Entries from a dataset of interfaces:
::::::::

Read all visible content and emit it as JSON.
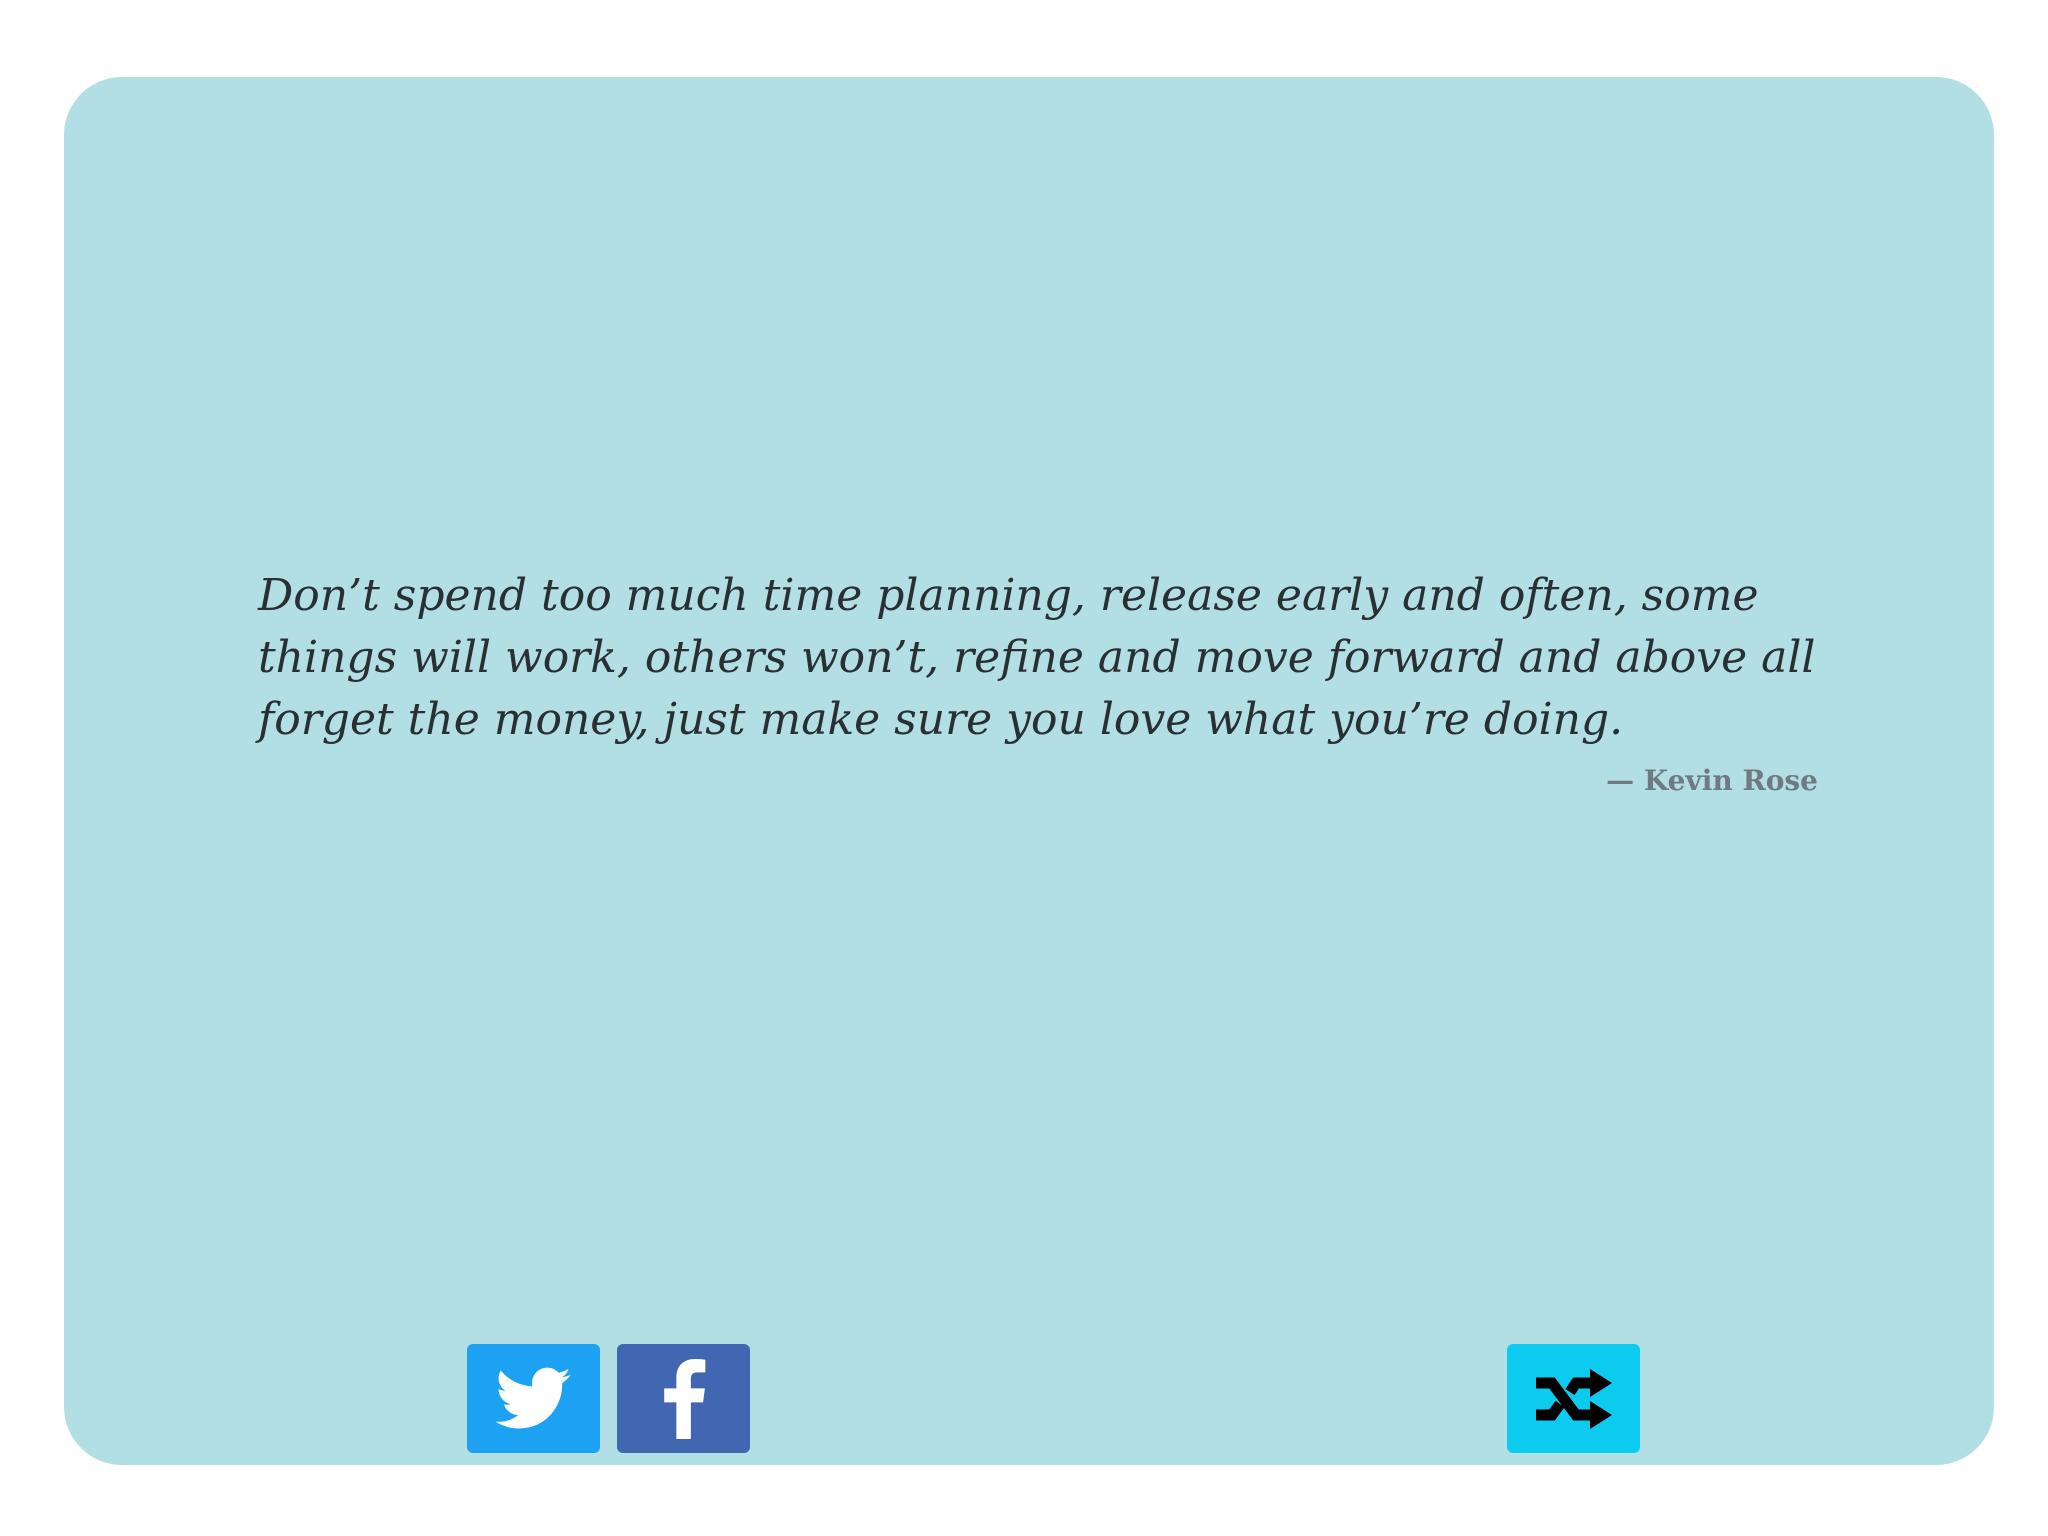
{
  "colors": {
    "card_background": "#b1dfe4",
    "twitter": "#1da1f2",
    "facebook": "#4267b2",
    "shuffle": "#0ccbee",
    "quote_text": "#2a2f33",
    "author_text": "#707a80"
  },
  "quote": {
    "text": "Don’t spend too much time planning, release early and often, some things will work, others won’t, refine and move forward and above all forget the money, just make sure you love what you’re doing.",
    "author": "— Kevin Rose"
  },
  "buttons": {
    "twitter_icon": "twitter-bird-icon",
    "facebook_icon": "facebook-f-icon",
    "shuffle_icon": "shuffle-icon"
  }
}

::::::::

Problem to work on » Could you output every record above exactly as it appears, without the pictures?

Worked solution »
Read all visible content and emit it as JSON.
{
  "colors": {
    "card_background": "#b1dfe4",
    "twitter": "#1da1f2",
    "facebook": "#4267b2",
    "shuffle": "#0ccbee",
    "quote_text": "#2a2f33",
    "author_text": "#707a80"
  },
  "quote": {
    "text": "Don’t spend too much time planning, release early and often, some things will work, others won’t, refine and move forward and above all forget the money, just make sure you love what you’re doing.",
    "author": "— Kevin Rose"
  },
  "buttons": {
    "twitter_icon": "twitter-bird-icon",
    "facebook_icon": "facebook-f-icon",
    "shuffle_icon": "shuffle-icon"
  }
}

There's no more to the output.